<<<<
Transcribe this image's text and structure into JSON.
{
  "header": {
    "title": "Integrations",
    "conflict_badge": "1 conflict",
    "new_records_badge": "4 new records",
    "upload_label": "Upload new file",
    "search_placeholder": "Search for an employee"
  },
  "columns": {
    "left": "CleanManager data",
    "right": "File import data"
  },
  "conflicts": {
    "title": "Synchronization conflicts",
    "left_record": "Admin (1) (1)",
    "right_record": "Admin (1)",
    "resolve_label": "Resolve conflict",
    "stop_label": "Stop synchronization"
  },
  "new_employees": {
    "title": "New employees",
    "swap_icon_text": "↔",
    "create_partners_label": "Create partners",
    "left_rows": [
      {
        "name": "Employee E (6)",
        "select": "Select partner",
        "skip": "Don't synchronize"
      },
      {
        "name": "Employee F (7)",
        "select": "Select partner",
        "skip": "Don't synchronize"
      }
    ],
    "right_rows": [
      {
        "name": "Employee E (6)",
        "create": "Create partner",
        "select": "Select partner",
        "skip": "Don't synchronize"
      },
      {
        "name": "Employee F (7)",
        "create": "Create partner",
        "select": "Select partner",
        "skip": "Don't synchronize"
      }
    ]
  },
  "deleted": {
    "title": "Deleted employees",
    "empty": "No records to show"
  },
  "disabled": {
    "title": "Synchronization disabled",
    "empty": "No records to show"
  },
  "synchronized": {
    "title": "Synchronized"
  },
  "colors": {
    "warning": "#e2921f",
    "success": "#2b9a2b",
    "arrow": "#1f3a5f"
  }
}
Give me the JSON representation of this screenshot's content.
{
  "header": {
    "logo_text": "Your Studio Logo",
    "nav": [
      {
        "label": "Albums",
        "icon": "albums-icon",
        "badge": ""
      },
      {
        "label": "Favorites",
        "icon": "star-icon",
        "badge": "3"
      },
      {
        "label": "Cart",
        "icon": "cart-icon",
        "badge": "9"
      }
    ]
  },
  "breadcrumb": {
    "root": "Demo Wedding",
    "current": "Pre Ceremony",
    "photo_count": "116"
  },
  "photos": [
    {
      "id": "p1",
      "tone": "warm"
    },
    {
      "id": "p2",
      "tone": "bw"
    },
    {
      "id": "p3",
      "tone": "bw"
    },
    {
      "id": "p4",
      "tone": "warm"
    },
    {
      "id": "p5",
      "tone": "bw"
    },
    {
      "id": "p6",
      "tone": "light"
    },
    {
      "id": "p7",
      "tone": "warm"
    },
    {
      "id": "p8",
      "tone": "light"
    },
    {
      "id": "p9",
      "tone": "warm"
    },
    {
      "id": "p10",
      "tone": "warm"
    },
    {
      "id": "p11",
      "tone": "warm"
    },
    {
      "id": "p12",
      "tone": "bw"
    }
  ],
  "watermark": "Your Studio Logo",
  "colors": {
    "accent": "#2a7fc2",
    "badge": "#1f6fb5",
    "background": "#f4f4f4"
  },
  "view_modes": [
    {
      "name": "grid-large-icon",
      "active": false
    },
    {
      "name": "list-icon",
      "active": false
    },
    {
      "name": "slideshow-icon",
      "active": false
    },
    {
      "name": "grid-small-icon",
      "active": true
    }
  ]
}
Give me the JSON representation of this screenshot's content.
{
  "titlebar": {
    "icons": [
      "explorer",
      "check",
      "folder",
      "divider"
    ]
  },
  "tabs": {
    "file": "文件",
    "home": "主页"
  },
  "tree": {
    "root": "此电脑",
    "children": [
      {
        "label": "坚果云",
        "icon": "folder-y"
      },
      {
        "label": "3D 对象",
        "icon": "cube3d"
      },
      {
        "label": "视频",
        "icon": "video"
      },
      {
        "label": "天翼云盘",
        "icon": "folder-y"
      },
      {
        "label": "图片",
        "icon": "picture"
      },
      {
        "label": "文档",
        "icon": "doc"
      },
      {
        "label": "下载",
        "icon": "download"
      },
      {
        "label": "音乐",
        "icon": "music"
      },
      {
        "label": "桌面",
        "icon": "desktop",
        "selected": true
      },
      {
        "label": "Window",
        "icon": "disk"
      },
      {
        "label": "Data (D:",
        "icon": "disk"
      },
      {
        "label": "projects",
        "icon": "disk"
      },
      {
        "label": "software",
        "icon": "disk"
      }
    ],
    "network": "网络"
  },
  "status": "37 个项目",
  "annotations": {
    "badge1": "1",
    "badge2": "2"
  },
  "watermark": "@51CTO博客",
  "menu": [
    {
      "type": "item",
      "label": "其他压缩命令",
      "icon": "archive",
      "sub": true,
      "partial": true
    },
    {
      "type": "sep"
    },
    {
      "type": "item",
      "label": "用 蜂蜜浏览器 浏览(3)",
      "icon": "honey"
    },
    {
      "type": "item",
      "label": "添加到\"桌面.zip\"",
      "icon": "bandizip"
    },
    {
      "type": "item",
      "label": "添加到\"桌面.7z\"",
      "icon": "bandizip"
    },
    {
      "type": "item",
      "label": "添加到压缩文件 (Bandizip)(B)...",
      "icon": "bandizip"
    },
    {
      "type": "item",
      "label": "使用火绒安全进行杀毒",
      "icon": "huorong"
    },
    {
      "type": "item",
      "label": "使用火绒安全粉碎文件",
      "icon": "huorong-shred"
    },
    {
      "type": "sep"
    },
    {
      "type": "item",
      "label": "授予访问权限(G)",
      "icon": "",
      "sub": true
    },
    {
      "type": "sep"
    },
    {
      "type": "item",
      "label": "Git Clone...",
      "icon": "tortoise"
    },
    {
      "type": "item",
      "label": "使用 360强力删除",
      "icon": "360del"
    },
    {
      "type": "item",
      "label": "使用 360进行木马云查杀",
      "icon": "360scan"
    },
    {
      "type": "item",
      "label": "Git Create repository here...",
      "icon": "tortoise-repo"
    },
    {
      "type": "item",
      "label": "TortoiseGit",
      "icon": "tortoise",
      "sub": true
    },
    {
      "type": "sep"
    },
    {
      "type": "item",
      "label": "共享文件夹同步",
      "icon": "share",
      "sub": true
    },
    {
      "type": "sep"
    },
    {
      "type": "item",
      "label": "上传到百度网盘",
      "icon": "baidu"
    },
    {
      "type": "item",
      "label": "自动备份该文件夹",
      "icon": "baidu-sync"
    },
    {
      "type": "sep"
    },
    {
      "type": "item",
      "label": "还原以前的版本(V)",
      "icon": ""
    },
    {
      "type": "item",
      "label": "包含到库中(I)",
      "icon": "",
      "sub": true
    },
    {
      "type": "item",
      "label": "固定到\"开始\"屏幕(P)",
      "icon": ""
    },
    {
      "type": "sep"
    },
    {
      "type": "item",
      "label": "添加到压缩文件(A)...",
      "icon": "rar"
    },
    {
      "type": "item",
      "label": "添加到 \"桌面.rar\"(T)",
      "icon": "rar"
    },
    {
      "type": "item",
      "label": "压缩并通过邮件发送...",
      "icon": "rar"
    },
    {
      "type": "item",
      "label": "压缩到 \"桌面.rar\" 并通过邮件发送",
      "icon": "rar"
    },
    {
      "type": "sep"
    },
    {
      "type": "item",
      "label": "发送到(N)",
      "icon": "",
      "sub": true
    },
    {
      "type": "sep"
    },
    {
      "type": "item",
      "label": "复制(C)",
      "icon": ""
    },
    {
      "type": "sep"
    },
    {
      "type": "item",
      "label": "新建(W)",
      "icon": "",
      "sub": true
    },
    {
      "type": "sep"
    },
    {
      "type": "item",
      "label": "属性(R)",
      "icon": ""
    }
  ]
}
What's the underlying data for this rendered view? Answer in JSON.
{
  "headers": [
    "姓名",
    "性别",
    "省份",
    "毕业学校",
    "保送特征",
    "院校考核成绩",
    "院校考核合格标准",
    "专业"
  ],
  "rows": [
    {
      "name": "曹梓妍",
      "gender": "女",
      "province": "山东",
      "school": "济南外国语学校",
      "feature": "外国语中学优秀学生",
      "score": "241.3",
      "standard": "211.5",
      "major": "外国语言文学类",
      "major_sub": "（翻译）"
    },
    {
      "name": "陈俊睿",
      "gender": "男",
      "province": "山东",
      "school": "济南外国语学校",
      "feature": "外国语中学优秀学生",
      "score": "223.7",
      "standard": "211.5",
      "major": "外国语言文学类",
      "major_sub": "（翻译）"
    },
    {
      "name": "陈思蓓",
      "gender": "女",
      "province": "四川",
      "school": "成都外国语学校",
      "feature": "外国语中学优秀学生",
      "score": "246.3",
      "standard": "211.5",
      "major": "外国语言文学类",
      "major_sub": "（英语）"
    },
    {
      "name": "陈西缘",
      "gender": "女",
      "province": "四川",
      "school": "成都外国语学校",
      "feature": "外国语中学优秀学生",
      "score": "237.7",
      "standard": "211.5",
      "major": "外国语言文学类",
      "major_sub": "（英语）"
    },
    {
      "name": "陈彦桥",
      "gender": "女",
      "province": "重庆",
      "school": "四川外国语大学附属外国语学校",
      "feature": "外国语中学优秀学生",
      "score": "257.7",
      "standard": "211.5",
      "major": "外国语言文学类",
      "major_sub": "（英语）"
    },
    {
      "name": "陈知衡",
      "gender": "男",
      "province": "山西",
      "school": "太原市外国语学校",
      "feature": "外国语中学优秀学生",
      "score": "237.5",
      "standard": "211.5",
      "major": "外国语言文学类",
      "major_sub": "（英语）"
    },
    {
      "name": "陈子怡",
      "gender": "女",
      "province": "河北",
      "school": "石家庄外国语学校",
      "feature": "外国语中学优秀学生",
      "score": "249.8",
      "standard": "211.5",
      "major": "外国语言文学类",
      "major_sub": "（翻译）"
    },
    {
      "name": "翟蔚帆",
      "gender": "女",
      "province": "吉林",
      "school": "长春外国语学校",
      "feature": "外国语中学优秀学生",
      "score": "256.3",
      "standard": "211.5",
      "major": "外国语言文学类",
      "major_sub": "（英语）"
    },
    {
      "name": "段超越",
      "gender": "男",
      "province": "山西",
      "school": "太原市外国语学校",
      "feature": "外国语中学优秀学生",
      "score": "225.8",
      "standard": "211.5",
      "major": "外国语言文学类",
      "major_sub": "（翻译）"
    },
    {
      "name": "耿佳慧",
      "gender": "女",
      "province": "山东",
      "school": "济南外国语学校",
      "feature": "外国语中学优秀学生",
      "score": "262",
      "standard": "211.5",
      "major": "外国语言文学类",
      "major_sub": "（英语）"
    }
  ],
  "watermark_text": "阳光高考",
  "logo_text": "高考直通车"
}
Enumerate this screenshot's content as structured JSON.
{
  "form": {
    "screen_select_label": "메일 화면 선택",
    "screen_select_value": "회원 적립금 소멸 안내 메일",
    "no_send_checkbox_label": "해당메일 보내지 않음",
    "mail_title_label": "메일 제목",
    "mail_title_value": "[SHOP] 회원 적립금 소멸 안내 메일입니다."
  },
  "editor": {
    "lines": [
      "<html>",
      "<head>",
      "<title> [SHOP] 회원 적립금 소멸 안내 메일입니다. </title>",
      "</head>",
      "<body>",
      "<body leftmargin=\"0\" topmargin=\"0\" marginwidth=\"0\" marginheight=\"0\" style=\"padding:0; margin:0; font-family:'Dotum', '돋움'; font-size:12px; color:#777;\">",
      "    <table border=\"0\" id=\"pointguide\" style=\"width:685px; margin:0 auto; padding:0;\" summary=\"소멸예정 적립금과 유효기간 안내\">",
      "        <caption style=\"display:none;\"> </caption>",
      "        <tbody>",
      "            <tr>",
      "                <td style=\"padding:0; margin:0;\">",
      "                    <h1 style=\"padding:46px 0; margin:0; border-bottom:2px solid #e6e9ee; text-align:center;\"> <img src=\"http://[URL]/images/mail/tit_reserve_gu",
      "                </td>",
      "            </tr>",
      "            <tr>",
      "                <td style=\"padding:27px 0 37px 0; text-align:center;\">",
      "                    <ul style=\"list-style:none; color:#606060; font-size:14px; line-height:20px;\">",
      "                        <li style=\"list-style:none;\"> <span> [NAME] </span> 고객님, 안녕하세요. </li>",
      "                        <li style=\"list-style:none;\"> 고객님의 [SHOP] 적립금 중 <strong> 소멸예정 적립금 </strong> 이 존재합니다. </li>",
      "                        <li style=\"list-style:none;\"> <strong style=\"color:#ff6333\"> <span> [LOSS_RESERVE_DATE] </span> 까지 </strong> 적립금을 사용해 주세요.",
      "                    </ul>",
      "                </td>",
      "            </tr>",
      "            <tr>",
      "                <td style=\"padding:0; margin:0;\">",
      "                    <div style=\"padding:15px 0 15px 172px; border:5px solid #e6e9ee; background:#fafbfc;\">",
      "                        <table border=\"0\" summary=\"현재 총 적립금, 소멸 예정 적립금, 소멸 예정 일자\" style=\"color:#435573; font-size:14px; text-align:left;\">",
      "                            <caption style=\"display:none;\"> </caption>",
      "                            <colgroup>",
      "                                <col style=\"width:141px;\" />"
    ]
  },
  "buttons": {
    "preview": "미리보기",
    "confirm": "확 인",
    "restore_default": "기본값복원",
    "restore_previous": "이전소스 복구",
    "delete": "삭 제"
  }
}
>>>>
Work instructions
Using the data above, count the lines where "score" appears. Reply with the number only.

Your response
10